The purpose of the event was to provide an insight into the many conservation, research, reforestation and tourism projects and activities at Cerro Blanco, which are not normally accessible to members of the public. Other local organizations also attended and set up expositions - providing an overall picture of the fantastic work going on in the various grassroots conservation groups and communities of the Guayaquil area. 

Some of Cerro Blanco's expositions included control and prevention of forest fires, protection and vigilance, research, the forest nursery and reforestation, environmental education and internships. Partner organizations taking part included the Fundacion Jambeli who operate an animal rescue and Papagayo breeding centre, The Nature Conservancy who are promoting the initiative for a wildlife corridor, the UPMA putting under the spotlight the grim reality of the illegal animal trade, and the Amigos del Estero who were promoting awareness of the importance of and threats to the Guayas estuary.

Bosque Protector Cerro Blanco and its partners also presented in the bar area on a broad range of topics, from illegal animal trafficking to butterfly research projects, offering expert views as well the opportunity for group discussion.

There were plenty of arts and crafts in action to. In celebration of the book Tangerine, about the day in the life of a Grey Cheeked Parakeet who lives in New York, there was an area set aside for coloring, cutting and gluing, as well as a competition in which three lucky winners got copies of the book to take home.
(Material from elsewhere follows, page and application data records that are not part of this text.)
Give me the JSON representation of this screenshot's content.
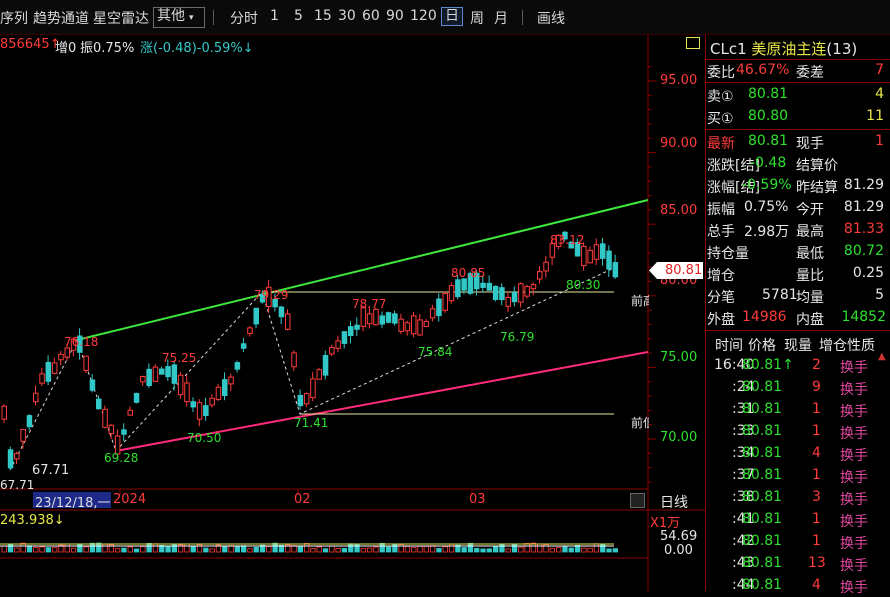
{
  "toolbar": {
    "items": [
      "序列",
      "趋势通道",
      "星空雷达"
    ],
    "other_select": "其他",
    "periods": [
      "分时",
      "1",
      "5",
      "15",
      "30",
      "60",
      "90",
      "120",
      "日",
      "周",
      "月"
    ],
    "selected_period": "日",
    "draw_label": "画线"
  },
  "info_bar": {
    "vol_label": "856645↑",
    "inc_label": "增0",
    "amp_label": "振0.75%",
    "chg_label": "涨(-0.48)-0.59%↓"
  },
  "price_axis": [
    "95.00",
    "90.00",
    "85.00",
    "80.00",
    "75.00",
    "70.00"
  ],
  "current_price_tag": "80.81",
  "front_labels": [
    "前高",
    "前低"
  ],
  "chart_annotations": [
    "76.18",
    "75.25",
    "79.29",
    "78.77",
    "80.85",
    "83.12",
    "80.30",
    "75.84",
    "76.79",
    "70.50",
    "71.41",
    "69.28",
    "67.71",
    "67.71"
  ],
  "date_axis": {
    "cursor_date": "23/12/18,一",
    "labels": [
      "2024",
      "02",
      "03"
    ]
  },
  "timeframe_label": "日线",
  "multiplier_label": "X1万",
  "volume_info": "243.938↓",
  "volume_axis": [
    "54.69",
    "0.00"
  ],
  "colors": {
    "up": "#ff3b3b",
    "down": "#33c8c8",
    "upper_channel": "#3de83d",
    "lower_channel": "#ff2a7a",
    "bg": "#000000"
  },
  "quote": {
    "symbol": "CLc1",
    "name": "美原油主连",
    "count": "(13)",
    "weibi_label": "委比",
    "weibi": "46.67%",
    "weicha_label": "委差",
    "weicha": "7",
    "sell_label": "卖①",
    "sell_price": "80.81",
    "sell_vol": "4",
    "buy_label": "买①",
    "buy_price": "80.80",
    "buy_vol": "11",
    "latest_label": "最新",
    "latest": "80.81",
    "now_hand_label": "现手",
    "now_hand": "1",
    "change_label": "涨跌[结]",
    "change": "-0.48",
    "settle_label": "结算价",
    "settle": "",
    "change_pct_label": "涨幅[结]",
    "change_pct": "-0.59%",
    "prev_settle_label": "昨结算",
    "prev_settle": "81.29",
    "amp_label": "振幅",
    "amp": "0.75%",
    "open_label": "今开",
    "open": "81.29",
    "total_label": "总手",
    "total": "2.98万",
    "high_label": "最高",
    "high": "81.33",
    "oi_label": "持仓量",
    "oi": "",
    "low_label": "最低",
    "low": "80.72",
    "inc_label": "增仓",
    "inc": "",
    "vol_ratio_label": "量比",
    "vol_ratio": "0.25",
    "trades_label": "分笔",
    "trades": "5781",
    "avg_label": "均量",
    "avg": "5",
    "outer_label": "外盘",
    "outer": "14986",
    "inner_label": "内盘",
    "inner": "14852"
  },
  "ticks": {
    "headers": [
      "时间",
      "价格",
      "现量",
      "增仓",
      "性质"
    ],
    "rows": [
      {
        "time": "16:40",
        "price": "80.81↑",
        "vol": "2",
        "nature": "换手"
      },
      {
        "time": ":24",
        "price": "80.81",
        "vol": "9",
        "nature": "换手"
      },
      {
        "time": ":31",
        "price": "80.81",
        "vol": "1",
        "nature": "换手"
      },
      {
        "time": ":33",
        "price": "80.81",
        "vol": "1",
        "nature": "换手"
      },
      {
        "time": ":34",
        "price": "80.81",
        "vol": "4",
        "nature": "换手"
      },
      {
        "time": ":37",
        "price": "80.81",
        "vol": "1",
        "nature": "换手"
      },
      {
        "time": ":38",
        "price": "80.81",
        "vol": "3",
        "nature": "换手"
      },
      {
        "time": ":41",
        "price": "80.81",
        "vol": "1",
        "nature": "换手"
      },
      {
        "time": ":42",
        "price": "80.81",
        "vol": "1",
        "nature": "换手"
      },
      {
        "time": ":43",
        "price": "80.81",
        "vol": "13",
        "nature": "换手"
      },
      {
        "time": ":44",
        "price": "80.81",
        "vol": "4",
        "nature": "换手"
      }
    ]
  }
}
As part of the event there was also a mini bat festival in honor of the AICOM award received by Bosque Protector Cerro Blanco; bat lovers could spend time making bat masks and other bat-related arts and crafts, and for those who wanted to get up close and personal to our night-time friends there was also a special evening bat hunt to track down bats living in Cerro Blanco, and so learn more about this fascinating animal and their important role in the forest ecosystem.

Within the beautiful forest of Cerro Blanco, employees, friends and visitors had a fantastic day out, learning more about the importance of the conservation, research, regeneration and educational initiatives of Cerro Blanco and partner organizations, as well as enjoying nature; be it by going on a short guided walk through the forest, a cycle around the bike path or just by having a relaxing lunch under the trees.